|US20060259134||6 Jul 2004||16 Nov 2006||Ehud Schwammenthal||Implantable prosthetic devices particularly for transarterial delivery in the treatment of aortic stenosis, and methods of implanting such devices|
|US20070016286||20 Jul 2004||18 Ene 2007||Herrmann Howard C||Percutaneous heart valve|
|US20070027518||1 Abr 2004||1 Feb 2007||Case Brian C||Percutaneously deployed vascular valves|
|US20070088431||18 Oct 2005||19 Abr 2007||Henry Bourang||Heart valve delivery system with valve catheter|
|EP1057460A1||18 Ene 2000||6 Dic 2000||Numed, Inc.||Replacement valve assembly and method of implanting same|
|Patente citante||Fecha de presentación||Fecha de publicación||Solicitante||Título|
|US8070801||23 Feb 2009||6 Dic 2011||Medtronic, Inc.||Method and apparatus for resecting and replacing an aortic valve|
|US8287591||19 Sep 2008||16 Oct 2012||Edwards Lifesciences Corporation||Transformable annuloplasty ring configured to receive a percutaneous prosthetic heart valve implantation|
|US8439970||13 Jul 2010||14 May 2013||Edwards Lifesciences Corporation||Transapical delivery system for heart valves|
|US8475522||13 Jul 2010||2 Jul 2013||Edwards Lifesciences Corporation||Transapical delivery system for heart valves|
|US8568472||10 Sep 2007||29 Oct 2013||Edwards Lifesciences Corporation||Integrated heart valve delivery system|
|US8623077||5 Dic 2011||7 Ene 2014||Medtronic, Inc.||Apparatus for replacing a cardiac valve|
|US8771302||6 Abr 2007||8 Jul 2014||Medtronic, Inc.||Method and apparatus for resecting and replacing an aortic valve|
|US8945208||19 Jun 2013||3 Feb 2015||Edwards Lifesciences Corporation||Methods of valve delivery on a beating heart|
|US8956402||14 Sep 2012||17 Feb 2015||Medtronic, Inc.||Apparatus for replacing a cardiac valve|
|US8968395||4 Abr 2012||3 Mar 2015||Edwards Lifesciences Corporation||Prosthetic insert for treating a mitral valve|
|US8992605||5 Jun 2013||31 Mar 2015||Edwards Lifesciences Ag||Device and method for reducing mitral valve regurgitation|
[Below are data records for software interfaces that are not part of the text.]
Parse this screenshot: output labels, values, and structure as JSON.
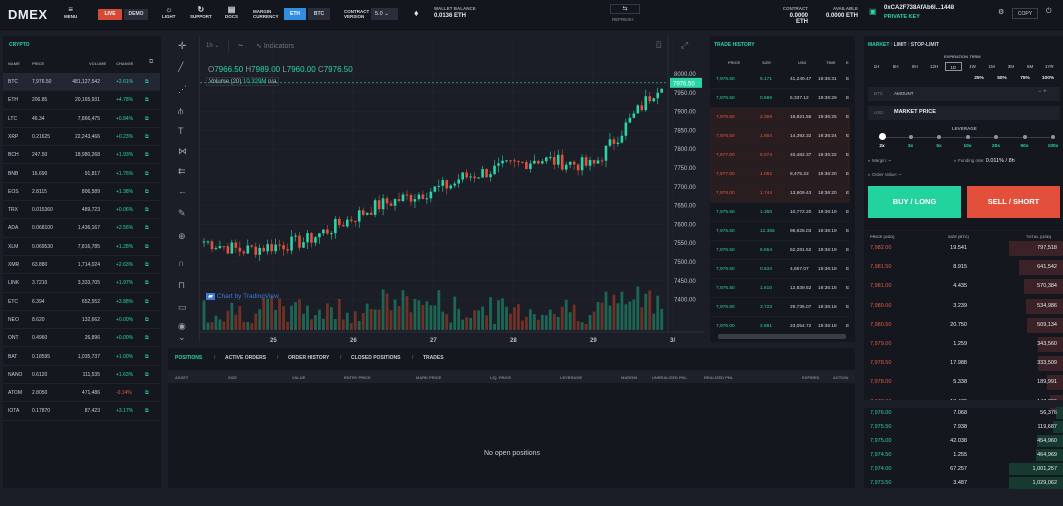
{
  "app": {
    "logo": "DMEX"
  },
  "toolbar": {
    "menu": "MENU",
    "live": "LIVE",
    "demo": "DEMO",
    "light": "LIGHT",
    "support": "SUPPORT",
    "docs": "DOCS",
    "margin_currency": "MARGIN CURRENCY",
    "eth": "ETH",
    "btc": "BTC",
    "contract_version": "CONTRACT VERSION",
    "version": "5.0",
    "wallet_balance_label": "WALLET BALANCE",
    "wallet_balance": "0.0136 ETH",
    "refresh": "REFRESH",
    "contract_label": "CONTRACT",
    "contract_value": "0.0000 ETH",
    "available_label": "AVAILABLE",
    "available_value": "0.0000 ETH",
    "address": "0xCA2F738AfAb6l...1448",
    "private_key": "PRIVATE KEY",
    "copy": "COPY"
  },
  "crypto": {
    "title": "CRYPTO",
    "cols": [
      "NAME",
      "PRICE",
      "VOLUME",
      "CHANGE"
    ],
    "rows": [
      [
        "BTC",
        "7,976.50",
        "481,127,542",
        "+2.61%",
        "g"
      ],
      [
        "ETH",
        "206.85",
        "20,165,931",
        "+4.78%",
        "g"
      ],
      [
        "LTC",
        "46.34",
        "7,866,475",
        "+0.84%",
        "g"
      ],
      [
        "XRP",
        "0.21625",
        "22,243,466",
        "+0.23%",
        "g"
      ],
      [
        "BCH",
        "247.50",
        "18,980,268",
        "+1.93%",
        "g"
      ],
      [
        "BNB",
        "16.690",
        "91,817",
        "+1.76%",
        "g"
      ],
      [
        "EOS",
        "2.8115",
        "806,589",
        "+1.38%",
        "g"
      ],
      [
        "TRX",
        "0.015360",
        "489,723",
        "+0.06%",
        "g"
      ],
      [
        "ADA",
        "0.068100",
        "1,436,167",
        "+2.56%",
        "g"
      ],
      [
        "XLM",
        "0.069530",
        "7,816,785",
        "+1.28%",
        "g"
      ],
      [
        "XMR",
        "63.880",
        "1,714,024",
        "+2.63%",
        "g"
      ],
      [
        "LINK",
        "3.7210",
        "3,333,705",
        "+1.97%",
        "g"
      ],
      [
        "ETC",
        "6.394",
        "652,552",
        "+3.88%",
        "g"
      ],
      [
        "NEO",
        "8.620",
        "132,662",
        "+0.00%",
        "g"
      ],
      [
        "ONT",
        "0.4960",
        "26,896",
        "+0.00%",
        "g"
      ],
      [
        "BAT",
        "0.18595",
        "1,035,737",
        "+1.00%",
        "g"
      ],
      [
        "NANO",
        "0.6120",
        "111,535",
        "+1.63%",
        "g"
      ],
      [
        "ATOM",
        "2.8050",
        "471,486",
        "-0.14%",
        "r"
      ],
      [
        "IOTA",
        "0.17870",
        "87,423",
        "+3.17%",
        "g"
      ]
    ]
  },
  "chart": {
    "interval": "1h",
    "indicators": "Indicators",
    "o_label": "O",
    "o": "7966.50",
    "h_label": "H",
    "h": "7989.00",
    "l_label": "L",
    "l": "7960.00",
    "c_label": "C",
    "c": "7976.50",
    "volume_label": "Volume (20)",
    "volume_val": "10.329M",
    "volume_na": "n/a",
    "watermark": "Chart by TradingView",
    "last_price": "7976.50",
    "y_ticks": [
      "8000.00",
      "7950.00",
      "7900.00",
      "7850.00",
      "7800.00",
      "7750.00",
      "7700.00",
      "7650.00",
      "7600.00",
      "7550.00",
      "7500.00",
      "7450.00",
      "7400.00"
    ],
    "x_ticks": [
      "25",
      "26",
      "27",
      "28",
      "29",
      "3("
    ]
  },
  "trade_history": {
    "title": "TRADE HISTORY",
    "cols": [
      "PRICE",
      "SIZE",
      "USD",
      "TIME",
      "E"
    ],
    "rows": [
      [
        "7,976.50",
        "5.171",
        "41,249.47",
        "19:36:31",
        "g"
      ],
      [
        "7,976.50",
        "0.669",
        "5,337.12",
        "19:36:29",
        "g"
      ],
      [
        "7,976.50",
        "2.359",
        "18,821.56",
        "19:36:25",
        "r"
      ],
      [
        "7,976.50",
        "1.804",
        "14,392.32",
        "19:36:24",
        "r"
      ],
      [
        "7,977.00",
        "5.074",
        "40,482.37",
        "19:36:22",
        "r"
      ],
      [
        "7,977.00",
        "1.062",
        "8,475.22",
        "19:36:20",
        "r"
      ],
      [
        "7,978.00",
        "1.744",
        "13,909.43",
        "19:36:20",
        "r"
      ],
      [
        "7,975.50",
        "1.350",
        "10,772.20",
        "19:36:19",
        "g"
      ],
      [
        "7,975.50",
        "12.366",
        "98,625.03",
        "19:36:19",
        "g"
      ],
      [
        "7,976.50",
        "6.554",
        "52,281.52",
        "19:36:19",
        "g"
      ],
      [
        "7,976.50",
        "0.634",
        "4,657.07",
        "19:36:18",
        "g"
      ],
      [
        "7,976.50",
        "1.610",
        "12,839.52",
        "19:36:18",
        "g"
      ],
      [
        "7,976.50",
        "3.723",
        "29,735.07",
        "19:36:18",
        "g"
      ],
      [
        "7,976.00",
        "2.891",
        "23,054.72",
        "19:36:18",
        "g"
      ]
    ]
  },
  "order": {
    "tabs": [
      "MARKET",
      "LIMIT",
      "STOP-LIMIT"
    ],
    "expiration_label": "EXPIRATION TERM",
    "expiration": [
      "1H",
      "6H",
      "8H",
      "12H",
      "1D",
      "1W",
      "1M",
      "3M",
      "6M",
      "1YR"
    ],
    "pct": [
      "25%",
      "50%",
      "75%",
      "100%"
    ],
    "btc_label": "BTC",
    "amount_label": "AMOUNT",
    "usd_label": "USD",
    "market_price": "MARKET PRICE",
    "leverage_label": "LEVERAGE",
    "leverage": [
      "2x",
      "3x",
      "5x",
      "10x",
      "20x",
      "50x",
      "100x"
    ],
    "margin_label": "Margin:",
    "margin_val": "--",
    "funding_label": "Funding rate:",
    "funding_val": "0.011% / 8h",
    "order_value_label": "Order Value:",
    "order_value_val": "--",
    "buy": "BUY / LONG",
    "sell": "SELL / SHORT"
  },
  "orderbook": {
    "cols": [
      "PRICE (USD)",
      "SIZE (BTC)",
      "TOTAL (USD)"
    ],
    "asks": [
      [
        "7,982.00",
        "19.541",
        "797,518",
        1.0
      ],
      [
        "7,981.50",
        "8.915",
        "641,542",
        0.8
      ],
      [
        "7,981.00",
        "4.435",
        "570,384",
        0.71
      ],
      [
        "7,980.00",
        "3.239",
        "534,986",
        0.67
      ],
      [
        "7,980.50",
        "20.750",
        "509,134",
        0.64
      ],
      [
        "7,979.00",
        "1.259",
        "343,560",
        0.43
      ],
      [
        "7,978.50",
        "17.988",
        "333,509",
        0.42
      ],
      [
        "7,978.00",
        "5.338",
        "189,991",
        0.24
      ],
      [
        "7,977.00",
        "18.478",
        "147,399",
        0.18
      ]
    ],
    "bids": [
      [
        "7,976.00",
        "7.068",
        "56,376",
        0.06
      ],
      [
        "7,975.50",
        "7.938",
        "119,687",
        0.12
      ],
      [
        "7,975.00",
        "42.038",
        "454,960",
        0.45
      ],
      [
        "7,974.50",
        "1.255",
        "464,969",
        0.46
      ],
      [
        "7,974.00",
        "67.257",
        "1,001,257",
        1.0
      ],
      [
        "7,973.50",
        "3.487",
        "1,029,062",
        1.0
      ]
    ]
  },
  "positions": {
    "tabs": [
      "POSITIONS",
      "ACTIVE ORDERS",
      "ORDER HISTORY",
      "CLOSED POSITIONS",
      "TRADES"
    ],
    "cols": [
      "ASSET",
      "SIZE",
      "VALUE",
      "ENTRY PRICE",
      "MARK PRICE",
      "LIQ. PRICE",
      "LEVERAGE",
      "MARGIN",
      "UNREALIZED PNL",
      "REALIZED PNL",
      "EXPIRES",
      "ACTION"
    ],
    "empty": "No open positions"
  },
  "colors": {
    "green": "#2bd4a7",
    "red": "#e25a48",
    "bg": "#1b1e27"
  }
}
|US9055937||29 Mar 2012||16 Jun 2015||Edwards Lifesciences Corporation||Apical puncture access and closure system|
|US20120109056 *||3 May 2012||Cook Medical Technologies Llc||Introducer Assembly and Dilator Tip Therefor|
|WO2012123737A1||14 Mar 2012||20 Sep 2012||Barts And The London Nhs Trust||Steerable element for use in surgery|
|Clasificación de EE.UU.||623/2.11, 604/95.04|
|Clasificación internacional||A61M31/00, A61F2/24|
|Clasificación cooperativa||A61M25/0147, A61M25/0138, A61F2/2436, A61F2/2433|
|13 Jun 2005||AS||Assignment|
Owner name: EDWARDS LIFESCIENCES CORPORATION, CALIFORNIA
Free format text: ASSIGNMENT OF ASSIGNORS INTEREST;ASSIGNOR:TAYLOR, DAVID M.;REEL/FRAME:016702/0202
Effective date: 20050610
|24 Feb 2014||FPAY||Fee payment|
Year of fee payment: 4